A BBC piece about the fallibility of a bank's voice recognition system annoyed me this evening, with its insinuation that the bank is not just insecure but incompetent.
The twin journalists are either being economical with the truth in order to make a lame story more sensational, or are genuinely naive and unaware of the realities of ANY user authentication system. This is basic security stuff: authentication systems must strike a balance between false negatives and false positives. In any real-world implementation, there are bound to be errors in both directions, so the system needs to be fine-tuned to find the sweet spot between the two which depends, in part, on whether the outcome of false negatives is better or worse than for false positives. It also depends on the technology, the costs, and the presence of various other, compensating controls which the journalists don't go into - little things such anti-fraud systems coupled with the threat of fraudsters being prosecuted, and the access controls that lead on from authentication.
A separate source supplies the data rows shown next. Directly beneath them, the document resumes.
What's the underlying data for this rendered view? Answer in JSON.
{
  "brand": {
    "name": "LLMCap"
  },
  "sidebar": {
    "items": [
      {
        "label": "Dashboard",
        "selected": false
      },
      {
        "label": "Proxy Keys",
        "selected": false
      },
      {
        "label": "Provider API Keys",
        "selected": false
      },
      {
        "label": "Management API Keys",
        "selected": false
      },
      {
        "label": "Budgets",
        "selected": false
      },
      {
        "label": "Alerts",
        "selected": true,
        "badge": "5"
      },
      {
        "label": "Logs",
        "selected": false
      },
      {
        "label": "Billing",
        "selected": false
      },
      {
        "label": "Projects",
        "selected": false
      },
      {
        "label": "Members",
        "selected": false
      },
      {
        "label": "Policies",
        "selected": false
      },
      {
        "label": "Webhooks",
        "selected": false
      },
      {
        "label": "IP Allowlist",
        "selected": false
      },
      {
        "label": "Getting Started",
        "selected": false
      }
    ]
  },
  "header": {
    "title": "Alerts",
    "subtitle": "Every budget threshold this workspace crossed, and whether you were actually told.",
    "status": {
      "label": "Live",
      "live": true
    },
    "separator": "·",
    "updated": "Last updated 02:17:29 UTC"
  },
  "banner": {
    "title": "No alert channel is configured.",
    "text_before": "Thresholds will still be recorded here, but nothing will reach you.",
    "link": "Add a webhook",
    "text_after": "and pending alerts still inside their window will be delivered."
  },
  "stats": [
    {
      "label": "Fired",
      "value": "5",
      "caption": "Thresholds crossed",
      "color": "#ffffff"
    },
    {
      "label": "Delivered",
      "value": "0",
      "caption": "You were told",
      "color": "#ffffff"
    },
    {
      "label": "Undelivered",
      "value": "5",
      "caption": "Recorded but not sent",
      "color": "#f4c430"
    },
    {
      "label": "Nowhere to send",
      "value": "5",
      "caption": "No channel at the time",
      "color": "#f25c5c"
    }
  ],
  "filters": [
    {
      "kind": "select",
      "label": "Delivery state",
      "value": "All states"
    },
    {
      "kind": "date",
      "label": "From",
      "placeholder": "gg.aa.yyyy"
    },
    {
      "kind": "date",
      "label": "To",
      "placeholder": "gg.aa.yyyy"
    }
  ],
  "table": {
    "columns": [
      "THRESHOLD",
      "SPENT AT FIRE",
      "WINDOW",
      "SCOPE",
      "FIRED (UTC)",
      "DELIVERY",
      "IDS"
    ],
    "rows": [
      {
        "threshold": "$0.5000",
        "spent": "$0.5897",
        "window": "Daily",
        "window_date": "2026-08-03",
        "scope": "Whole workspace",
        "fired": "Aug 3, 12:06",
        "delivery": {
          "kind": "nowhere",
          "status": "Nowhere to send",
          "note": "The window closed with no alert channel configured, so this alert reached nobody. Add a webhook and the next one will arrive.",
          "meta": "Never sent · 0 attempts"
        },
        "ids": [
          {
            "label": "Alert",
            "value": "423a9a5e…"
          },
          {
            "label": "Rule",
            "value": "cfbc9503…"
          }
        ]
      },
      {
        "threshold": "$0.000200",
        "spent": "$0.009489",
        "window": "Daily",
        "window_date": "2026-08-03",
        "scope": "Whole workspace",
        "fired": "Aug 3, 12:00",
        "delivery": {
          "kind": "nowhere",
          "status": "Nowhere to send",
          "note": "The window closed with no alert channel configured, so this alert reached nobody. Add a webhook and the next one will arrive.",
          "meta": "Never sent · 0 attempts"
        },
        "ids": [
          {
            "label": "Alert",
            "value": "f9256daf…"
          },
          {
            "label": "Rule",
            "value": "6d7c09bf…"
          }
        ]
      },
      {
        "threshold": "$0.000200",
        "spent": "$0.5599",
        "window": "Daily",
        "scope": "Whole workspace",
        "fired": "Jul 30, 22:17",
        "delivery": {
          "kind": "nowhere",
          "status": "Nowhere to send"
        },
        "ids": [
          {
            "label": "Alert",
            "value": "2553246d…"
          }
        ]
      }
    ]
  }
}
Authentication errors or failures are just one of many classes of risks to a bank. The implication that the bank is hopelessly incompetent is, frankly, insulting to the professionals concerned. Does it not occur to the journalists that it's the bank's business since, to a large extent, they carry the costs of fraud, plus the control costs, plus having to deal with the customer aggravation that stronger controls typically cause?
There is no recognition for the technical capability: voice recognition may not be cutting-edge but it is advanced technology, particularly given the crappy audio quality of most phone networks. Now there's an issue worth reporting on!
Trotting out a few carefully selected, doubtless out-of-context and incomplete statements from security experts doesn't help matters either. I bet they are seething too.
This is cheap journalism, well below the standard I've come to expect from Auntie. It's not fake news, but the thin end of the same wedge.